Aspen Times sued by anonymous source
A former Snowmass Village town planner who was fired after The Aspen Times published statements she made under condition of anonymity has filed a lawsuit against the newspaper.Carolyn Poissant spoke to a Times reporter in October, expressing serious concerns over the proposed Base Village project in Snowmass Village, and alleging that “back-room negotiations” were taking place. She agreed to speak on the record after the newspaper promised her identity would be protected.The article published on Oct. 7 didn’t identify Poissant by name, but the article did state that the source of the comments was both a town planner in Snowmass Village and a female.Poissant was the only woman working as a Snowmass town planner at the time.
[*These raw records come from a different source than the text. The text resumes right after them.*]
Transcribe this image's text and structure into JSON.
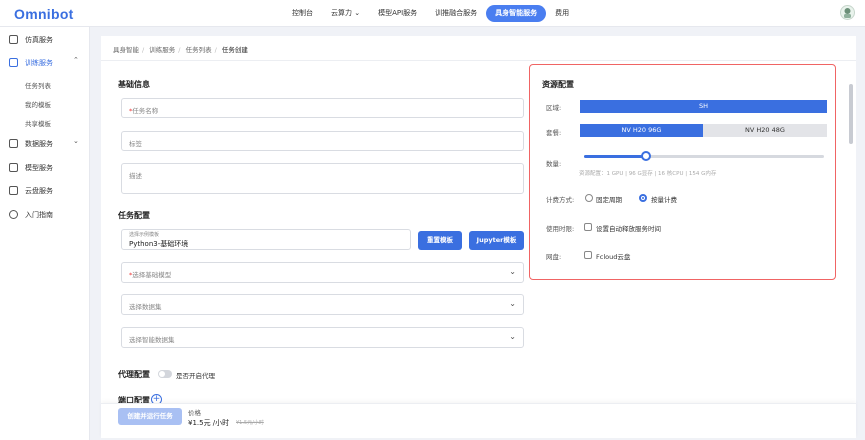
{
  "app": {
    "logo": "Omnibot"
  },
  "nav": {
    "items": [
      "控制台",
      "云算力 ⌄",
      "模型API服务",
      "训推融合服务",
      "具身智能服务",
      "费用"
    ],
    "active_index": 4
  },
  "sidebar": {
    "items": [
      {
        "label": "仿真服务",
        "icon": "document-icon"
      },
      {
        "label": "训练服务",
        "icon": "shield-icon",
        "chevron": "⌃"
      },
      {
        "label": "数据服务",
        "icon": "database-icon",
        "chevron": "⌄"
      },
      {
        "label": "模型服务",
        "icon": "server-icon"
      },
      {
        "label": "云盘服务",
        "icon": "disk-icon"
      },
      {
        "label": "入门指南",
        "icon": "gear-icon"
      }
    ],
    "sub_items": [
      "任务列表",
      "我的模板",
      "共享模板"
    ]
  },
  "breadcrumb": [
    "具身智能",
    "训练服务",
    "任务列表",
    "任务创建"
  ],
  "basic_info": {
    "title": "基础信息",
    "task_name_placeholder": "任务名称",
    "tags_placeholder": "标签",
    "desc_placeholder": "描述"
  },
  "task_config": {
    "title": "任务配置",
    "template_float_label": "选择示例模板",
    "template_value": "Python3-基础环境",
    "reset_button": "重置模板",
    "jupyter_button": "Jupyter模板",
    "base_model_placeholder": "选择基础模型",
    "dataset_placeholder": "选择数据集",
    "smart_dataset_placeholder": "选择智能数据集"
  },
  "proxy": {
    "title": "代理配置",
    "toggle_label": "是否开启代理"
  },
  "port": {
    "title": "端口配置"
  },
  "resource": {
    "title": "资源配置",
    "region_label": "区域:",
    "region_value": "SH",
    "package_label": "套餐:",
    "packages": [
      "NV H20 96G",
      "NV H20 48G"
    ],
    "package_selected": 0,
    "quantity_label": "数量:",
    "quantity_fraction": 0.26,
    "spec_text": "资源配置：1 GPU | 96 G显存 | 16 核CPU | 154 G内存",
    "billing_label": "计费方式:",
    "billing_options": [
      "固定周期",
      "按量计费"
    ],
    "billing_selected": 1,
    "duration_label": "使用时限:",
    "duration_option": "设置自动释放服务时间",
    "disk_label": "网盘:",
    "disk_option": "Fcloud云盘"
  },
  "footer": {
    "create_button": "创建并运行任务",
    "price_label": "价格",
    "price_value": "¥1.5元 /小时",
    "price_original": "¥1.5元/小时"
  },
  "colors": {
    "accent": "#3a6fe0",
    "panel_border": "#f06464"
  }
}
She was placed on unpaid administrative leave immediately after the article appeared, and was fired on Oct. 15.The lawsuit, filed in Pitkin County District Civil Court on Monday, asks for a jury trial and unspecified damages and attorney fees.According to the lawsuit, Poissant “detrimentally relied upon the various statements, promises and pledges made to her by the defendant that she would not be identified and that information would not be used that would clearly identify her.”She also claims that she suffered loss of wages and benefits, and has suffered emotional distress, humiliation and embarrassment as a result of the article and her subsequent unemployment.The case lists numerous claims for relief, including breach of contract, outrageous conduct and negligence. Poissant claims that the Times’ conduct was “outrageous, willful and wanton, and in reckless disregard of [her] rights and feelings.”Poissant and her attorney, Sandy Karp of Leavenworth & Karp in Glenwood Springs, did not return calls for comment.Aspen Times publisher Jenna Weatherred said, “We regret the situation as it has unfolded and want to resolve the plaintiff’s concerns in a timely and equitable manner.”According to the lawsuit, after the initial article was published, Weatherred apologized to Poissant. The suit quotes Weatherred as saying, “I probably should not even be saying this, but we made a big mistake and are doing some serious soul searching because we don’t want to lose our sources.”The suit also cites a follow-up article that ran on Oct. 8 in The Aspen Times about Poissant being placed on unpaid administrative leave. In the article, Times associate editor Allyn Harvey was quoted as saying the newspaper regretted the incident.According to Tom Kelley, attorney for The Aspen Times, the statements made by Weatherred and Harvey do not lend credence to Poissant’s claims.”I think it’s just the opposite – it’s an acknowledgement that even good people doing their jobs the best they can are capable of human error, and that’s what this case is about,” he said. “It suggests good faith both before and after this thing occurred, and they regret that this thing didn’t work out the way it should have. Culpability is something the court has to sort out.”Kelley said he has seen similar cases before, some of which have resulted in damages awarded to the plaintiff. He said The Times will try to settle the case before it goes to trial.”Given the opportunities we have, we’ll do our best to do the right thing for a settlement,” he said. “If we’re unable to settle, the court will have to sort the case out.”Kelley did not want to comment on the specifics of the case, because it might possibly result in a jury trial in Aspen.